Requirements

 

  • Core course: WWS 315/Pol 393
  • Four additional courses: two be in the history department in international, global, diplomatic history, or ancient history, and two in the Woodrow Wilson School, politics department, or other departments, on subjects such as international relations, international organizations, international political economy, security studies, war, peace, the environment and sustainability, global stability

    • All such courses, to be counted toward fulfilling the program requirements, must be approved by the program director. Certificate students who are concentrating in history, the Woodrow Wilson School, or politics must take at least eight courses in the respective rosters that do not overlap with the courses designated for the certificate. The program director advises students as to other courses of study which may usefully supplement preparations for service in organizations like the State Department and NGOs, which help formulate and implement policies on the world scene.

    • Every senior is required to address a substantial part of his or her thesis to subjects of direct relevance to the program's focus. Each must also take a required but not-for-credit semester-long seminar which provides a venue for sharing of student work with peers and the seminar leader, typically the director of the program.

  • An internship, usually during a summer, with a suitable government agency or nongovernmental organization (NGO), domestic or international.  An internship could include research in think tanks as well as activities described as people to people diplomacy

    • The program director advises students in identifying appropriate internships. In consultation with the executive committee the director gives final approval and provides the funding for those students whose internships are approved as meeting program goals. The number of students supported is limited by the availability of funds. It is assumed that any student who is remunerated for an internship will complete the entirety of the program.

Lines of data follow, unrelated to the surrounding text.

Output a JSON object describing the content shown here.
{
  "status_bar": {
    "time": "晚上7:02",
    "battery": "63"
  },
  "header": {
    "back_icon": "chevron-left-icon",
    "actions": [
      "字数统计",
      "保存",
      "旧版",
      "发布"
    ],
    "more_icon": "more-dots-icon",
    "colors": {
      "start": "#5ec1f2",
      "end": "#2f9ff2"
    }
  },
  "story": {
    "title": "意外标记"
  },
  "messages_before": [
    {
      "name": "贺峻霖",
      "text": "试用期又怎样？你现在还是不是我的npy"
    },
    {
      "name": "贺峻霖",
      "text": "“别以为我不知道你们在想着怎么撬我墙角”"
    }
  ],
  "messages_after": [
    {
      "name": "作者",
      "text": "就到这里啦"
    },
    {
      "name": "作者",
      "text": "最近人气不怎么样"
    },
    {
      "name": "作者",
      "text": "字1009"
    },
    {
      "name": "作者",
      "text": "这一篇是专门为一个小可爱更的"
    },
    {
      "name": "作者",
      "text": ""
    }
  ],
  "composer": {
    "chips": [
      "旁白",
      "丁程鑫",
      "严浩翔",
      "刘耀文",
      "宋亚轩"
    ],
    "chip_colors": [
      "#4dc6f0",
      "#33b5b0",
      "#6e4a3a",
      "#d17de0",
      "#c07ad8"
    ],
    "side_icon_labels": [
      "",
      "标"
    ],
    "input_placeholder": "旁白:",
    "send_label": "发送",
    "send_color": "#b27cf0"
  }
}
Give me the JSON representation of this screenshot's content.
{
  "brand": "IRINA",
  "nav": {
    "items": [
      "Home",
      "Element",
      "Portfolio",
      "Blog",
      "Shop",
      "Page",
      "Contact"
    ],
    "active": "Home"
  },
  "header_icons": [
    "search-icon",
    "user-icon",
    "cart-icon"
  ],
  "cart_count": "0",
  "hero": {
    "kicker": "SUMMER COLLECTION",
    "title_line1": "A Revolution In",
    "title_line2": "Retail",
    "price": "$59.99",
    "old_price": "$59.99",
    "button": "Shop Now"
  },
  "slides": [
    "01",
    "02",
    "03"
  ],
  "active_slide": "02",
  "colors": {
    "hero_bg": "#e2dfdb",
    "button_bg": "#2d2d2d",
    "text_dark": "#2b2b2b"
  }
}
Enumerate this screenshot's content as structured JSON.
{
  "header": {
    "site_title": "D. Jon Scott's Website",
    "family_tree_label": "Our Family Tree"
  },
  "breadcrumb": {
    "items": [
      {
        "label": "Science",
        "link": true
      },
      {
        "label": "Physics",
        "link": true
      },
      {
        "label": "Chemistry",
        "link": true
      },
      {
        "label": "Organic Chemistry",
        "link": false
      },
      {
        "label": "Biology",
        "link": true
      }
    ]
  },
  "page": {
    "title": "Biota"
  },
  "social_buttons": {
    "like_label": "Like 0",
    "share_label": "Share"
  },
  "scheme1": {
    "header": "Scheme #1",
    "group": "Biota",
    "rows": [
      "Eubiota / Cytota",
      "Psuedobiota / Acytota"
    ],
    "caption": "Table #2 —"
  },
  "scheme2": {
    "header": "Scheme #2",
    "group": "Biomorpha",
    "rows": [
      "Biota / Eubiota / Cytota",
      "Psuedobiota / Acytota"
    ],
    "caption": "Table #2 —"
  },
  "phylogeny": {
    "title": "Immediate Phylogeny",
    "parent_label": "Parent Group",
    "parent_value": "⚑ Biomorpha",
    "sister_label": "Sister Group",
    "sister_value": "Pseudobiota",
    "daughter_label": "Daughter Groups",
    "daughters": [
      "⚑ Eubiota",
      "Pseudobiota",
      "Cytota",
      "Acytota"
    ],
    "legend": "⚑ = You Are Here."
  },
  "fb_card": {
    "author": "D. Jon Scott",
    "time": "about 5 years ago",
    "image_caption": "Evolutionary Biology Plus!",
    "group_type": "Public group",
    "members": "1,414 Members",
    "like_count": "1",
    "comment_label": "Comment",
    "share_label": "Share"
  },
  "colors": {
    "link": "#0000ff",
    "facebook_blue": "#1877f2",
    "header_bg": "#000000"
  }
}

The program also fosters the participation of practitioners of diplomacy and of other modes of international relations in student learning through visiting professorships, short-term fellowships, workshops, conferences, public lectures, and field trips.